EXERCISE BRIEF: A single number is wanted: how many lines of the data below include the string "Задать"?

DATA FOR REVIEW:

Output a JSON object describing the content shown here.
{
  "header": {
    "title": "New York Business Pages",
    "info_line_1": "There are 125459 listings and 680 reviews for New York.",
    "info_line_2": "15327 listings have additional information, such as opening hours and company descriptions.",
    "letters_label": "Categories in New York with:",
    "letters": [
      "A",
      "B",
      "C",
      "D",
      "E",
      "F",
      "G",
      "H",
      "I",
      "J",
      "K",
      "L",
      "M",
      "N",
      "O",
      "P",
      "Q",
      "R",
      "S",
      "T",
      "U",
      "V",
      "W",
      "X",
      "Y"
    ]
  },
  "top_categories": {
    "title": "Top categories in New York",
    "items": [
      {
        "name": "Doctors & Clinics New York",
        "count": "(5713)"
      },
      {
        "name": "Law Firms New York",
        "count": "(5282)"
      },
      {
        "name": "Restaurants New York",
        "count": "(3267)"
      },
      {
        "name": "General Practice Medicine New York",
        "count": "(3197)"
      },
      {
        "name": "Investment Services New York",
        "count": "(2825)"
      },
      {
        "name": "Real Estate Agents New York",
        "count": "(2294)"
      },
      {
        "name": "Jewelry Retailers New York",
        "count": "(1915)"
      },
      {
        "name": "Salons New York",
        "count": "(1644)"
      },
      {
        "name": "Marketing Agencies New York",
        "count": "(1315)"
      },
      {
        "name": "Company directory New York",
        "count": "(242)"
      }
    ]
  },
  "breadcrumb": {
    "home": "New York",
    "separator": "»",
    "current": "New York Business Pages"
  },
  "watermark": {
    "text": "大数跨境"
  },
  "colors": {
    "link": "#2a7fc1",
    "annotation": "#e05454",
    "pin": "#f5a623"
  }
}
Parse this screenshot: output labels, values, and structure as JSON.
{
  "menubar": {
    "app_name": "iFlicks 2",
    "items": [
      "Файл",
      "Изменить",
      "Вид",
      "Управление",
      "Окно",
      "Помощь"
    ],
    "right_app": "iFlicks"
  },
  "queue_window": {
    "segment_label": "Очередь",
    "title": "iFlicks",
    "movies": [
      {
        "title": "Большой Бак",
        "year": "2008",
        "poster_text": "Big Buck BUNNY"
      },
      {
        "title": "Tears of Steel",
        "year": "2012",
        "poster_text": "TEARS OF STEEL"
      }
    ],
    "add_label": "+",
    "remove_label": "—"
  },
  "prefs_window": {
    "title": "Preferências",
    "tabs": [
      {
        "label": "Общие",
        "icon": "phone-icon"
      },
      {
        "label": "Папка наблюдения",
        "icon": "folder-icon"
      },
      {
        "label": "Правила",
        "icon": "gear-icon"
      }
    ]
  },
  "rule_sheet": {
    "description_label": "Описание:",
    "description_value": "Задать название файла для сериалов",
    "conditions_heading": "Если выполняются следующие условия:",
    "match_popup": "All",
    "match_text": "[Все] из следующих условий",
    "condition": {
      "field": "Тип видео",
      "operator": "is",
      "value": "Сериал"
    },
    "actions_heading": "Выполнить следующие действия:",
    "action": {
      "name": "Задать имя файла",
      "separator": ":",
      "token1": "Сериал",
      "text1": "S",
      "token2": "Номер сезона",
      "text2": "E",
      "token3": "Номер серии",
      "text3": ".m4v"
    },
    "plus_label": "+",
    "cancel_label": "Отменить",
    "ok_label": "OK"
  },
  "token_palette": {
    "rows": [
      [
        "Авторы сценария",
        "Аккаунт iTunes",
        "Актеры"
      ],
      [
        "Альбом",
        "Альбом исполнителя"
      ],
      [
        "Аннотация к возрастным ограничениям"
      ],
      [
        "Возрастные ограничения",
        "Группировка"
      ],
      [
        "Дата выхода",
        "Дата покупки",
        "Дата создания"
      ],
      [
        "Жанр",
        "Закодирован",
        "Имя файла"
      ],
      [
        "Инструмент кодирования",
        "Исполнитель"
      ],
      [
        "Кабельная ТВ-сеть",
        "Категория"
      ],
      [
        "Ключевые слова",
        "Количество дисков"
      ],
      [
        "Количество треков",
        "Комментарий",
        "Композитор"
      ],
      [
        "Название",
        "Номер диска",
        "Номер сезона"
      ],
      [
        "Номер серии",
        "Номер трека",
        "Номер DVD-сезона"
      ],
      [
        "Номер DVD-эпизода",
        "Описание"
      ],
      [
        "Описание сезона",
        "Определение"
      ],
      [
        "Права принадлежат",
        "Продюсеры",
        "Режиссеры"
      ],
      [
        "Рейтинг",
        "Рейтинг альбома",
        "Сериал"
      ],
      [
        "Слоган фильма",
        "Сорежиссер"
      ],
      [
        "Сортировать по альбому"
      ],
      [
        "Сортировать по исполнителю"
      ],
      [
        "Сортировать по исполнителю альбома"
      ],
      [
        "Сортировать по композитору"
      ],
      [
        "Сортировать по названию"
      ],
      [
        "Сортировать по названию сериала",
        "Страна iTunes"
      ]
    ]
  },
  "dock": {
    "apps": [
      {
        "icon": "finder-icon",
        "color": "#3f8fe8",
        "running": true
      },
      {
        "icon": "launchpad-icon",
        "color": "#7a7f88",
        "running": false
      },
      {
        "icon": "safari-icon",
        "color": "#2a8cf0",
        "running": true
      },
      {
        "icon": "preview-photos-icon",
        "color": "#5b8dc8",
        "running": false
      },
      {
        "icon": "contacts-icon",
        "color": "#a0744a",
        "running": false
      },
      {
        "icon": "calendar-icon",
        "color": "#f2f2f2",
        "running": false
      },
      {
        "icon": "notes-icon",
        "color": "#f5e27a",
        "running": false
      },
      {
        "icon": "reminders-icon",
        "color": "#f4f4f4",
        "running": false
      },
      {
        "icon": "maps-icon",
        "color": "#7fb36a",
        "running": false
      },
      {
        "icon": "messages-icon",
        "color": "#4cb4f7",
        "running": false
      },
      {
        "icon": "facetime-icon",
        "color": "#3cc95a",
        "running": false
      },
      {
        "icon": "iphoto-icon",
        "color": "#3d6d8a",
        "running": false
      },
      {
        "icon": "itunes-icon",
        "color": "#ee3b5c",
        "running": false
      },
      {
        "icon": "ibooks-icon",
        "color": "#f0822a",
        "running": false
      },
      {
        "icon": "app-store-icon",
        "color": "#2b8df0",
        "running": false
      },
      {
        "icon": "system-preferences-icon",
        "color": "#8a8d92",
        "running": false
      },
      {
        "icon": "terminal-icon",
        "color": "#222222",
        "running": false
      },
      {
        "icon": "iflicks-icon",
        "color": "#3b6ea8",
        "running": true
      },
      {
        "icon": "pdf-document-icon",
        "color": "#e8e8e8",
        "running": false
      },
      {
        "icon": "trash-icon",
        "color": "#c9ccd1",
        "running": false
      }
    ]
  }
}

RESPONSE TO THE TASK: 2